Creating your first Alexa routine is simple and takes just a couple of minutes in the Alexa app. To get started, follow these instructions:
- Open the Alexa smartphone app
- Tap on More in the lower-right corner
- Tap on Routines
- Tap the + icon in the top-right corner
Creating a routine with the Alexa appGearBrain
On this page you are asked to give the routine a name (such as Good Morning), pick what happens to trigger the routine. This could be a schedule, a voice command, the press of an Echo Button, or the action of another smart home device. After this, tap on the 'add action' button and pick what should happen when the routine begins. You can add multiple actions and decide which order they occur in.
One of the actions, called Wait, gives you the option of breaking the routine up into sections with gaps between. For example, you can set Alexa to turn on your bedroom lights, then wait five minutes before reading out the news headlines and weather forecast. Alexa could then be programmed to wait 20 minutes (while you have a shower, for example) then turn on your desk lights and fire up the coffee machine. The time between each segment of the routine can be set to anything from five seconds to 55 minutes.
Creating a routine with the Alexa appGearBrain
If you don't like the idea of Alexa talking to you at 7am, that's fine. You can just pick smart home actions like switching lights and other devices on — there's no need to have her speak at all.

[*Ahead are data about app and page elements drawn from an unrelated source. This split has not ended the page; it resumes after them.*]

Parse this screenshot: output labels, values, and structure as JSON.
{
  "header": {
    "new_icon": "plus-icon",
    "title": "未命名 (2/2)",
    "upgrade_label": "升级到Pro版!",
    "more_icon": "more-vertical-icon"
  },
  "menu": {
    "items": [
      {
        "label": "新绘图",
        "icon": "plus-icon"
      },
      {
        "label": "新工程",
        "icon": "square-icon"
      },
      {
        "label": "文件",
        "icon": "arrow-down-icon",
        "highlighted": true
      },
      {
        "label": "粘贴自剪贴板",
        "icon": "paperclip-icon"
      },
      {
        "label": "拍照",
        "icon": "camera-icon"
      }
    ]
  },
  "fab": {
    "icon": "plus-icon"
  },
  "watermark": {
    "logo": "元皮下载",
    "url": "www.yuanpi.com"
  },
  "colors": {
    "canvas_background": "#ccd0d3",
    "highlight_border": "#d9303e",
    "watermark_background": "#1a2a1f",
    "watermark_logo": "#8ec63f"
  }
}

Once you have created a routine (or several) you can test them out by pressing the blue play button, seen in the final screenshot in the image above. To edit a routine, just tap on it on that same screen of the Alexa app. To delete it, tap on the routine then tap on the icon with three dots in the top-right corner and tap Delete Routine.
The Alexa app lets you set up as many routines as you want. We think having one to switch things on in the morning, one to turn everything off at night, and several to quickly adjust several lights at once are the most useful. But there is plenty of scope for creativity here, just as with other smart home automation platforms like IFTTT (If This, Then That) and the routines function of Google Home. Apple's Home app has a similar Siri-controlled system called Automations.
Smart light control with routines used to be quite basic, but Amazon has improved things over the years. You can now have Alexa set your lights however you like. For example, I use Philips Hue lighting and can have Alexa pick from any of the scenes I already have in the Hue app, including defaults and scenes I have created myself. The only control missing from the Alexa routine system here is adjusting lights over time, so lights can't be set to gradually change using a routine.
Make Alexa speak, and even say whatever you like
Routines can also make Alexa speak. There are several default phrases to pick from, like 'good morning', as well as a set of fairly cringeworthy jokes and compliments, and ways to say the assistant is happy you are home. This is all quite gimmicky, but could be fun if you have kids at home.
It is also possible to type a message for Alexa to say. For example, I once created a routine where Alexa would prompt me to answer the door when a Ring Video Doorbell was rung. Sure, it isn't necessary, but my housemates found it amusing.
Naturally, the power and usefulness of routines depend on how many smart home devices you have, and how much of their operation you would like to automate. We look forward to creating more complex routines as our smart home expands.
GearBrain shows Alexa and Google Assistant controlling the Philips Hue Go www.youtube.com